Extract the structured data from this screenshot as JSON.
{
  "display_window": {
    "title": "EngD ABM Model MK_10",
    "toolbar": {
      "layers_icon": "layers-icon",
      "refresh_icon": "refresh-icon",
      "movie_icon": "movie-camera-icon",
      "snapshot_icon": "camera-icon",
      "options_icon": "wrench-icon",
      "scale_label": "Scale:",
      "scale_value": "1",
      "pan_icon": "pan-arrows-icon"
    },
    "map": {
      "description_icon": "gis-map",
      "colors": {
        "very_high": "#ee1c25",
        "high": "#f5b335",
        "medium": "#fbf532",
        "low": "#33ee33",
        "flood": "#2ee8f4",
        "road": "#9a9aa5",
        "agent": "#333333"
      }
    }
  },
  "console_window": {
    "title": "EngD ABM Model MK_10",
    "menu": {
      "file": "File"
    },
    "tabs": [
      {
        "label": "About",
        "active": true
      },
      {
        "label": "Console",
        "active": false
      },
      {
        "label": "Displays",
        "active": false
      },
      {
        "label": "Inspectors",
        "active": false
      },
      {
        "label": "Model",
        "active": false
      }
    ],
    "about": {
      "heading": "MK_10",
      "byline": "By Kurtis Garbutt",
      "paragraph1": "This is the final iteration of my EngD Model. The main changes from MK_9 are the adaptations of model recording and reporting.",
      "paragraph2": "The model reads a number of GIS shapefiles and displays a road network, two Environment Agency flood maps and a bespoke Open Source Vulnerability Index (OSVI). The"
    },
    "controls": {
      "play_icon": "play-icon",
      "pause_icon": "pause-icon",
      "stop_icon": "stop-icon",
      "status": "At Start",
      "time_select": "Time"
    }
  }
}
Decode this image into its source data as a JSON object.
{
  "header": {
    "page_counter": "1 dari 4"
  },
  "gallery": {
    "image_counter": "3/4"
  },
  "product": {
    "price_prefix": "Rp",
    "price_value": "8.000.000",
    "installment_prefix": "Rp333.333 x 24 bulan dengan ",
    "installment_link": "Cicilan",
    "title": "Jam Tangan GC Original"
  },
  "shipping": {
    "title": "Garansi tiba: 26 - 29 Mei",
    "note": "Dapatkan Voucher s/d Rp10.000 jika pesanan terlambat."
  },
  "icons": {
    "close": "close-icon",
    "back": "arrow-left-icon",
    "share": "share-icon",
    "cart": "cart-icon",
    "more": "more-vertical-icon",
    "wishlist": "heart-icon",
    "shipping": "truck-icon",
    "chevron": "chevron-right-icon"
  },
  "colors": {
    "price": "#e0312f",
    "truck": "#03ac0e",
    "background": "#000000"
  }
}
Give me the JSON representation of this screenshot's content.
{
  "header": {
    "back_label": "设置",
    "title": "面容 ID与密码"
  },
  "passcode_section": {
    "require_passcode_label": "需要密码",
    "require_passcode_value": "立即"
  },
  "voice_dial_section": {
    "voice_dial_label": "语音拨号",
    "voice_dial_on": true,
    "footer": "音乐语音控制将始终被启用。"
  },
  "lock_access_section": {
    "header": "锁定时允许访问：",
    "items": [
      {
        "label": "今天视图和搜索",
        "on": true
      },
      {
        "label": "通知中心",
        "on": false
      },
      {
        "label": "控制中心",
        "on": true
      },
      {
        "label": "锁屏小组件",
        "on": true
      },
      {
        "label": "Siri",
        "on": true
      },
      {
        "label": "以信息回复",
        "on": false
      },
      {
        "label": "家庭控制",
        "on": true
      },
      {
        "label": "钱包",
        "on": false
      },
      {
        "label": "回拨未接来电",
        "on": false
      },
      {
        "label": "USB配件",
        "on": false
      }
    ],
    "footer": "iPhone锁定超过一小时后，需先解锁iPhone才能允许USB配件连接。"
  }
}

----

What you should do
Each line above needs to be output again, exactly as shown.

Answer to this exercise
Extract the structured data from this screenshot as JSON.
{
  "display_window": {
    "title": "EngD ABM Model MK_10",
    "toolbar": {
      "layers_icon": "layers-icon",
      "refresh_icon": "refresh-icon",
      "movie_icon": "movie-camera-icon",
      "snapshot_icon": "camera-icon",
      "options_icon": "wrench-icon",
      "scale_label": "Scale:",
      "scale_value": "1",
      "pan_icon": "pan-arrows-icon"
    },
    "map": {
      "description_icon": "gis-map",
      "colors": {
        "very_high": "#ee1c25",
        "high": "#f5b335",
        "medium": "#fbf532",
        "low": "#33ee33",
        "flood": "#2ee8f4",
        "road": "#9a9aa5",
        "agent": "#333333"
      }
    }
  },
  "console_window": {
    "title": "EngD ABM Model MK_10",
    "menu": {
      "file": "File"
    },
    "tabs": [
      {
        "label": "About",
        "active": true
      },
      {
        "label": "Console",
        "active": false
      },
      {
        "label": "Displays",
        "active": false
      },
      {
        "label": "Inspectors",
        "active": false
      },
      {
        "label": "Model",
        "active": false
      }
    ],
    "about": {
      "heading": "MK_10",
      "byline": "By Kurtis Garbutt",
      "paragraph1": "This is the final iteration of my EngD Model. The main changes from MK_9 are the adaptations of model recording and reporting.",
      "paragraph2": "The model reads a number of GIS shapefiles and displays a road network, two Environment Agency flood maps and a bespoke Open Source Vulnerability Index (OSVI). The"
    },
    "controls": {
      "play_icon": "play-icon",
      "pause_icon": "pause-icon",
      "stop_icon": "stop-icon",
      "status": "At Start",
      "time_select": "Time"
    }
  }
}
Decode this image into its source data as a JSON object.
{
  "header": {
    "page_counter": "1 dari 4"
  },
  "gallery": {
    "image_counter": "3/4"
  },
  "product": {
    "price_prefix": "Rp",
    "price_value": "8.000.000",
    "installment_prefix": "Rp333.333 x 24 bulan dengan ",
    "installment_link": "Cicilan",
    "title": "Jam Tangan GC Original"
  },
  "shipping": {
    "title": "Garansi tiba: 26 - 29 Mei",
    "note": "Dapatkan Voucher s/d Rp10.000 jika pesanan terlambat."
  },
  "icons": {
    "close": "close-icon",
    "back": "arrow-left-icon",
    "share": "share-icon",
    "cart": "cart-icon",
    "more": "more-vertical-icon",
    "wishlist": "heart-icon",
    "shipping": "truck-icon",
    "chevron": "chevron-right-icon"
  },
  "colors": {
    "price": "#e0312f",
    "truck": "#03ac0e",
    "background": "#000000"
  }
}
Give me the JSON representation of this screenshot's content.
{
  "header": {
    "back_label": "设置",
    "title": "面容 ID与密码"
  },
  "passcode_section": {
    "require_passcode_label": "需要密码",
    "require_passcode_value": "立即"
  },
  "voice_dial_section": {
    "voice_dial_label": "语音拨号",
    "voice_dial_on": true,
    "footer": "音乐语音控制将始终被启用。"
  },
  "lock_access_section": {
    "header": "锁定时允许访问：",
    "items": [
      {
        "label": "今天视图和搜索",
        "on": true
      },
      {
        "label": "通知中心",
        "on": false
      },
      {
        "label": "控制中心",
        "on": true
      },
      {
        "label": "锁屏小组件",
        "on": true
      },
      {
        "label": "Siri",
        "on": true
      },
      {
        "label": "以信息回复",
        "on": false
      },
      {
        "label": "家庭控制",
        "on": true
      },
      {
        "label": "钱包",
        "on": false
      },
      {
        "label": "回拨未接来电",
        "on": false
      },
      {
        "label": "USB配件",
        "on": false
      }
    ],
    "footer": "iPhone锁定超过一小时后，需先解锁iPhone才能允许USB配件连接。"
  }
}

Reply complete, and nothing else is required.